One in 10 Buy Now Pay Later buyers have been chased by debt collectors, representing one in eight young people, Citizens Advice warns.
The charity’s latest research shows Buy Now Pay Later (BNPL) buyers have been charged £ 39million in late fees over the past year.
Of those who were referred to a collection agent for missed payment, 96% suffered a negative consequence. They reported at least one of the following events: sleepless nights; ignore text messages, emails and letters in case it is in debt; avoid answering the door; borrow money to pay off debt; or their mental health worsens.
Still, the charity found that none of the BNPL checkouts on major retailer websites warned people that they could be referred to debt collectors for missed payments. Instead, it was only reported in the T & Cs on a separate page, if at all.
Citizens Advice did mystery shopping from 100 leading retailers and found 38 BNPL deals, 22 of which offered more than two BNPL options, meaning there were a total of 74 BNPL checkouts.
The study also found that among those who offer BNPL, only 11% have warned buyers that they are taking out a credit agreement, the remaining 89% have put this information in small print or in the terms and conditions.
Dame Clare Moriarty, Managing Director of Citizens Advice, says: “The sheer number of buyers facing debt collection is surprising. We know from our frontline counselors how stressful this can be.
“A Transparent Buy Now, Pay Later payment process shouldn’t mean buyers have to dig into the fine print to find they are taking out a credit agreement and could be referred to debt collectors if they can’t. to pay. Warnings must be inescapable.
Citizens Advice asked the BNPL companies featured in the study if they had ever referred clients to debt collectors. Klarna, Clearpay, Laybuy and Openpay have confirmed that they do this as a last resort. Splitit said no. PayPal declined to comment.

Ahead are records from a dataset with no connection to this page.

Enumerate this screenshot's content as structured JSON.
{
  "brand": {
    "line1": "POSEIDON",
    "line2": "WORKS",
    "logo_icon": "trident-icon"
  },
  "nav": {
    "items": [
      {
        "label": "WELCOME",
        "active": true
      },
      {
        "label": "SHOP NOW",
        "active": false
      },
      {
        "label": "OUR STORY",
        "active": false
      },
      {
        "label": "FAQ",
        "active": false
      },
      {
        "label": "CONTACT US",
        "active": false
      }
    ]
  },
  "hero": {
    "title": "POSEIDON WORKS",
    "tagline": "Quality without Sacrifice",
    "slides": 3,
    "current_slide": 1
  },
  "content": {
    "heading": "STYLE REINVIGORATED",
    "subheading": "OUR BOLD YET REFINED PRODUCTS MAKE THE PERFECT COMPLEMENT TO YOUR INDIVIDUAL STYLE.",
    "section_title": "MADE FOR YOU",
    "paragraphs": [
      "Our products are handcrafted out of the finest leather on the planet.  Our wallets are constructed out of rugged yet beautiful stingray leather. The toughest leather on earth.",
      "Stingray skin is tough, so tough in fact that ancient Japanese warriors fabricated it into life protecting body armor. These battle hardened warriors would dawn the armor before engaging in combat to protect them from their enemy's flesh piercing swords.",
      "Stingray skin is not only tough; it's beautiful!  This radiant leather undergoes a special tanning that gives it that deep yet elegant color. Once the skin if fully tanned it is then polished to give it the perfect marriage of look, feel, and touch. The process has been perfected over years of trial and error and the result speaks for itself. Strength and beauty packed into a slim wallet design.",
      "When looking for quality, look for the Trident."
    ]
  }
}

The charity calls on the Treasury to urgently regulate BNPL as it fears buyers will be left unprotected and misinformed during the industry’s rapid expansion.
Millie Harris, Debt Advisor at Citizens Advice East Devon, says: “My concern is that people don’t understand that Buy Now Pay Later is credit. They don’t realize there will be consequences if they don’t pay – it gives them a false sense of security.
“I’ve seen people use it for their children’s clothes and shoes that they otherwise would never have been able to afford. They take out what is effectively a loan, but they don’t see it as such. For example, I have helped someone who has tens of thousands of pounds in debt, but does not consider Buy Now Pay Later in that total.
“It’s almost a debt under the radar.”